You know when a friend gchats you saying "I am about to give you the greatest gift you've ever received" and you're like "what is it, lasagna?" but it turns out it's EVEN BETTER THAN LASAGNA and actually a mildly embarrassing-mostly cute video of them on Jeopardy? Hi, Beejoli. Thank you for sharing your gift. And since we're already talking about women we love and the gifts they give us, where would we without Safy Hallan Farah and Hannah Giorgis' amazing essay on East African women or this video of Ellie Shechet getting drunk with Kristen from Vanderpump Rules or North West living her best life? Nowhere. Thank you, ladies.

Pretty chill week over here on the Hairpin dot com: Haley went to a bookstore, I went off the pill, Larissa showed her hand. We almost bought some weird lamps, had some embarrassing sex dreams, grew up in Calgary, counseled Kim Kardashian, prayed to Cookie Lyon, used Tinder, texted our moms, talked about fuck club, and had brown hair.

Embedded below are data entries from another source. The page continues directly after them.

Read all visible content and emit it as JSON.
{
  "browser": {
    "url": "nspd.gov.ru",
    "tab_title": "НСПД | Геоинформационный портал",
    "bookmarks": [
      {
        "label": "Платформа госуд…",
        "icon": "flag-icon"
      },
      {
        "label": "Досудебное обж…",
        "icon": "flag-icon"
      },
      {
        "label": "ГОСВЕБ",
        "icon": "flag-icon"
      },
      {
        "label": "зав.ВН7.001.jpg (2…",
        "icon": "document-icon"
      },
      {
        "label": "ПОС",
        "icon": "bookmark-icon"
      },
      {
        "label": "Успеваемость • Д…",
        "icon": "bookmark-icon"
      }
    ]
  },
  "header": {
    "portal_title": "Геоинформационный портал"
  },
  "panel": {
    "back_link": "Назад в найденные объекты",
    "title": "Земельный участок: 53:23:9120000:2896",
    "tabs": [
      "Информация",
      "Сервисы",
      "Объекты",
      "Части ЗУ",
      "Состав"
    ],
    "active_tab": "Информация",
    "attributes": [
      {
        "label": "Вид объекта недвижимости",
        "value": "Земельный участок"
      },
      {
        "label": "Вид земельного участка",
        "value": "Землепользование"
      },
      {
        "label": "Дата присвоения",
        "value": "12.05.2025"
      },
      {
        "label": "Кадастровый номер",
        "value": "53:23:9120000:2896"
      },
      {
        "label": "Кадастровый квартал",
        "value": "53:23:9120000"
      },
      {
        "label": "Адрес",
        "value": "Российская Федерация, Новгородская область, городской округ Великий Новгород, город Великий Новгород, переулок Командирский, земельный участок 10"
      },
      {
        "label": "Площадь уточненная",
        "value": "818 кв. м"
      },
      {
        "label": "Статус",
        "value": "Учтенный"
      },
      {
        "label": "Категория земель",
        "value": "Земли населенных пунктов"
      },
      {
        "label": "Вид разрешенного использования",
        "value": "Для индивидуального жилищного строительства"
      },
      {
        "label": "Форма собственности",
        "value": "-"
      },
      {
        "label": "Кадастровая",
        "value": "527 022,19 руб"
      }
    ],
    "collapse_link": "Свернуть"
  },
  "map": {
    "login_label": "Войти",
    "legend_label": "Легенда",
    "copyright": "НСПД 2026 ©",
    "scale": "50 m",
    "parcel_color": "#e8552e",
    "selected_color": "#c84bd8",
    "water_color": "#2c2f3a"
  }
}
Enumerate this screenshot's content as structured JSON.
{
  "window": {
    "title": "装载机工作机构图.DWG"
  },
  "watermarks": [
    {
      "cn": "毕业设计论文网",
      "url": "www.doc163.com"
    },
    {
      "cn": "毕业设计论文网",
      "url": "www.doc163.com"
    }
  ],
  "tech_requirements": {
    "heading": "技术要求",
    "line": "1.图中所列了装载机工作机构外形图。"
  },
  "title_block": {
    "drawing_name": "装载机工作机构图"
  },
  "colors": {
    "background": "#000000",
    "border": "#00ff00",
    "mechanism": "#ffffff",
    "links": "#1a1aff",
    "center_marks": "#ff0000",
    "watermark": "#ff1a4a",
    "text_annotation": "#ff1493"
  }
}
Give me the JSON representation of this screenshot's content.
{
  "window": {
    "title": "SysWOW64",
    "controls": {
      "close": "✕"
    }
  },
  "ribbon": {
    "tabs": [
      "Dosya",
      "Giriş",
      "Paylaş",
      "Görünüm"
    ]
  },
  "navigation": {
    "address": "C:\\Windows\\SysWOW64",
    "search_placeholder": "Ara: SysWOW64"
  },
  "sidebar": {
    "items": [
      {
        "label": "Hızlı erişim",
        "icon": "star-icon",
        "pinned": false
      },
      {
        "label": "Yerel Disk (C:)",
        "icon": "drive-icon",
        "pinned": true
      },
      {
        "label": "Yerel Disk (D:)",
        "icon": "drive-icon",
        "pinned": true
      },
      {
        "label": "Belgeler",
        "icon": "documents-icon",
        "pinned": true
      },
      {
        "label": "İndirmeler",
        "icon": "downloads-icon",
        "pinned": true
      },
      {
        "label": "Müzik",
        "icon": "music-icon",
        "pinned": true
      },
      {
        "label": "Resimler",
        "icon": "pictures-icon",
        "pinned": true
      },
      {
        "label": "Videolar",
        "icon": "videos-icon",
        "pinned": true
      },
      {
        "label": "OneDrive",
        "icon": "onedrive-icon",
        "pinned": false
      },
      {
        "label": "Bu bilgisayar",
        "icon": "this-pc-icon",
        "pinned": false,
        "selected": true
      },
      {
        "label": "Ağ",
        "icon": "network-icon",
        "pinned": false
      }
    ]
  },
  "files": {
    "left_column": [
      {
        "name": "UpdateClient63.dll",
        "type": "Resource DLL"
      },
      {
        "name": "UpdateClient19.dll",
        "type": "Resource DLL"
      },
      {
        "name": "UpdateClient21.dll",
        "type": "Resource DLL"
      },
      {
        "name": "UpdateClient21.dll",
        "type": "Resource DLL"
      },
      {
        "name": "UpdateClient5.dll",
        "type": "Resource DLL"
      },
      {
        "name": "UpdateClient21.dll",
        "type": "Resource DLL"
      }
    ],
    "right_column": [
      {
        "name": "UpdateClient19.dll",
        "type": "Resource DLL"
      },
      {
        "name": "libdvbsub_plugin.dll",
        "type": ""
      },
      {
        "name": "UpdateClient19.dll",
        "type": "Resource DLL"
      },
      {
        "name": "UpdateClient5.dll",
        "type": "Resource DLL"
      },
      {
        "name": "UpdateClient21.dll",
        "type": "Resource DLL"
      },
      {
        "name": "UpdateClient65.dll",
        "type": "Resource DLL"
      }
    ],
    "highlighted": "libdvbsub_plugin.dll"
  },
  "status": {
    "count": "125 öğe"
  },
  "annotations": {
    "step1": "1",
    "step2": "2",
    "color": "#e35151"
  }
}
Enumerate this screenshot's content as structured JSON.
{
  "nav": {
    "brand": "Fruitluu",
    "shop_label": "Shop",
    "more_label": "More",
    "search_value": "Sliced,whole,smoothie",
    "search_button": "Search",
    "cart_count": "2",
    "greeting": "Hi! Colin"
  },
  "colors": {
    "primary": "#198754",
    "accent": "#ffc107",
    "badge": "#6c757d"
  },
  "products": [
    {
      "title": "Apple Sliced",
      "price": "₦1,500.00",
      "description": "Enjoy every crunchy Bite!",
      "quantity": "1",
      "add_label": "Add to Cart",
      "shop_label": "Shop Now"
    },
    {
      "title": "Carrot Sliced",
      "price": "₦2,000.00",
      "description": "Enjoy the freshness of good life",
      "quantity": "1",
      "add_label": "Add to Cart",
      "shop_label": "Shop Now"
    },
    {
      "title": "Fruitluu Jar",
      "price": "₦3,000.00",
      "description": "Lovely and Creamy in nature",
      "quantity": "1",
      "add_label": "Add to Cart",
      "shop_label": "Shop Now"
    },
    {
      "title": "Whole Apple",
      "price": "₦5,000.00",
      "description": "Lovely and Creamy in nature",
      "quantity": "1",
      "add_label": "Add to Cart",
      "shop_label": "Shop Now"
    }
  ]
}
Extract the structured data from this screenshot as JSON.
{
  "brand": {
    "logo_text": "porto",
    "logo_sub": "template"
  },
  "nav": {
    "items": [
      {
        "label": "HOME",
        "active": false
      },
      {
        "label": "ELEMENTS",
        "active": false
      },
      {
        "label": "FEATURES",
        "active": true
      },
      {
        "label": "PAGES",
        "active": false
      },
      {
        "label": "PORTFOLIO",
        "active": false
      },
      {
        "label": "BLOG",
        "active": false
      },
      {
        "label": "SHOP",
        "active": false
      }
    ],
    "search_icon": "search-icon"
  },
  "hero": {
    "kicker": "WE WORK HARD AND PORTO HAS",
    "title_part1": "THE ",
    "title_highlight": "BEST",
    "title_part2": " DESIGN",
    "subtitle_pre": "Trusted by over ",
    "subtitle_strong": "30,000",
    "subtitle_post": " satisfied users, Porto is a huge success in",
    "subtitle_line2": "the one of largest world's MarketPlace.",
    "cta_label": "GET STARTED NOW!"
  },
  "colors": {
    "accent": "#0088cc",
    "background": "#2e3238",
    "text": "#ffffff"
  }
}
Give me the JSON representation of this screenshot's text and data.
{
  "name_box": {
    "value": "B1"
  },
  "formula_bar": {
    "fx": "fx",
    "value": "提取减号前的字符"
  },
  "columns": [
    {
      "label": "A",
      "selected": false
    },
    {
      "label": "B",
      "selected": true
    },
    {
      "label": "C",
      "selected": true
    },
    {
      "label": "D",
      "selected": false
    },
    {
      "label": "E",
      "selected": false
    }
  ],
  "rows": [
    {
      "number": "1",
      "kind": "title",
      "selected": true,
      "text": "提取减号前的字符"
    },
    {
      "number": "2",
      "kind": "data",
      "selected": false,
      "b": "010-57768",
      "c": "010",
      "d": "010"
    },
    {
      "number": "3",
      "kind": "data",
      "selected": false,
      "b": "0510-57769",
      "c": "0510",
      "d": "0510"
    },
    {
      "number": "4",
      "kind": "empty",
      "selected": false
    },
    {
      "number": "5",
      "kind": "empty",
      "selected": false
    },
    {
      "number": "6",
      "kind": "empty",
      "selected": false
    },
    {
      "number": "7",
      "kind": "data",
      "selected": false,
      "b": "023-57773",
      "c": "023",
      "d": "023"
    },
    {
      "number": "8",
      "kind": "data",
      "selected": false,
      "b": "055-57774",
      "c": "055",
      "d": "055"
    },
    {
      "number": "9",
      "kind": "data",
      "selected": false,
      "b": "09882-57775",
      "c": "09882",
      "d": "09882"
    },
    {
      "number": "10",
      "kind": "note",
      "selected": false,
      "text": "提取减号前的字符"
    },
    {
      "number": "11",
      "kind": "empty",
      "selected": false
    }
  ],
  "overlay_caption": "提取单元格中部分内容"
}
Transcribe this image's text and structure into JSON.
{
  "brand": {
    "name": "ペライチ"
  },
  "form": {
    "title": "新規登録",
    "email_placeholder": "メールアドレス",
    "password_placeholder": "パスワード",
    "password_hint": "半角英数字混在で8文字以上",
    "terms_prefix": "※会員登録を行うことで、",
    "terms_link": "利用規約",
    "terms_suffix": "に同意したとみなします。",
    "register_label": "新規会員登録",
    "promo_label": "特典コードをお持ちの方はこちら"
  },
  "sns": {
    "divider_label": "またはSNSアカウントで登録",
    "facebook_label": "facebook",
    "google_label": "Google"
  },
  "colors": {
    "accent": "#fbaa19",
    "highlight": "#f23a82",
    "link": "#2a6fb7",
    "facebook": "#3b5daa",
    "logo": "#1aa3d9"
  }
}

We worked smart. We worked hard. We worked, you might say, OUR TITS DOWN TO THE GODDAMNED NUBS. We could use a nice break. See you on Monday.